The event has two purposes. The primary purpose is to introduce potential new members to your crew. First impressions are key, so plan an open house with that in mind. You might get only one opportunity to show off what you do and to invite someone to join. The second purpose of an open house is to make the crew feel good about what the crew is accomplishing and how it brings its vision to life.
When planning an open house, be bold and creative! The open house could be a very simple meeting where the potential members learn about the crew’s past and future programs, or it can be BOLD. A high-adventure oriented crew, for example, could meet potential new members outside the meeting place, where they will climb and then rappel off the side of the building. A sports-oriented crew could offer a sports maze where guests do several sports, such as shooting basketballs, throwing a football at a target, hitting a hockey puck into a net, and identifying famous athletes.
Crew officers have the primary responsibility for planning and conducting the open house. Usually the Vice President of Administration is the chair for planning the open house, or the Crew President can assign another crew member to be the chair. The open house chair then recruits a committee to plan and conduct an open house.
Planning the event will take one or two meetings and should start at least four to six weeks before an open house. The first planning meeting will be to explain why you are doing the open house, plan what you will do, and make assignments. The next meeting, which occurs one or two weeks before the open house, is a follow-up, is-everything-done-type meeting.
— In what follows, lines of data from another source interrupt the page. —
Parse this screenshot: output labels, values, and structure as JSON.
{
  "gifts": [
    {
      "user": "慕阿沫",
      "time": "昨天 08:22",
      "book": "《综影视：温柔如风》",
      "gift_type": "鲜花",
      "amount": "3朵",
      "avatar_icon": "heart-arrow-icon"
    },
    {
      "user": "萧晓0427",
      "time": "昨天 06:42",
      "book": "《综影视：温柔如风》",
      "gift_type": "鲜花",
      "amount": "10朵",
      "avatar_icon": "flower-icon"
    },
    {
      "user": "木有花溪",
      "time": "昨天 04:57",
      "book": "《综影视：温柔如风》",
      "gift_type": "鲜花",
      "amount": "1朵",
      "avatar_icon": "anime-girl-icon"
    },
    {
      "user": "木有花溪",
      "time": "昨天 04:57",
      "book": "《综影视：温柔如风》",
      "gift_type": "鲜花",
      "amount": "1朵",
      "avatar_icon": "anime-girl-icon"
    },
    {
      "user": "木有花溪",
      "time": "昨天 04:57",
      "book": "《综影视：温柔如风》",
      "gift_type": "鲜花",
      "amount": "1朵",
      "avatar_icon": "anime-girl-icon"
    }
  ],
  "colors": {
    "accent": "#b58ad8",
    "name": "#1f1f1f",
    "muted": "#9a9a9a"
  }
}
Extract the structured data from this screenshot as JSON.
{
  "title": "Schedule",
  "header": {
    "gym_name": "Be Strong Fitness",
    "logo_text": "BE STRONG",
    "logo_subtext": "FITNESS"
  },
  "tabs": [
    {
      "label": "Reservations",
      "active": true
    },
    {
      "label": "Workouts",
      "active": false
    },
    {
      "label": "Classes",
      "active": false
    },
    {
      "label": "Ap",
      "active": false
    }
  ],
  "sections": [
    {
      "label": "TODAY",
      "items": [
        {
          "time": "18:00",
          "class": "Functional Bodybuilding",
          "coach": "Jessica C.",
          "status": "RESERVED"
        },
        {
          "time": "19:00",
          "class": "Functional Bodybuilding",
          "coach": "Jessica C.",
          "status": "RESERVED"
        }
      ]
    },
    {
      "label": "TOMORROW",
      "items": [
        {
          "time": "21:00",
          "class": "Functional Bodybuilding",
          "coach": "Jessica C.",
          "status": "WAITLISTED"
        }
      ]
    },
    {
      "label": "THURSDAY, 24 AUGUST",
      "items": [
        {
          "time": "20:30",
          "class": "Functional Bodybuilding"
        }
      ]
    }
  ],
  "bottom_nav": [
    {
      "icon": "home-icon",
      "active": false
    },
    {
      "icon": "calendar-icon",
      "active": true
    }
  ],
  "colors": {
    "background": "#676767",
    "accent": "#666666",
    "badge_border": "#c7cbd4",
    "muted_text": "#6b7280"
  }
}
Open houses and their planning meetings should be Venturer-run, not adult-run.
Other resources your crew may need can be found at: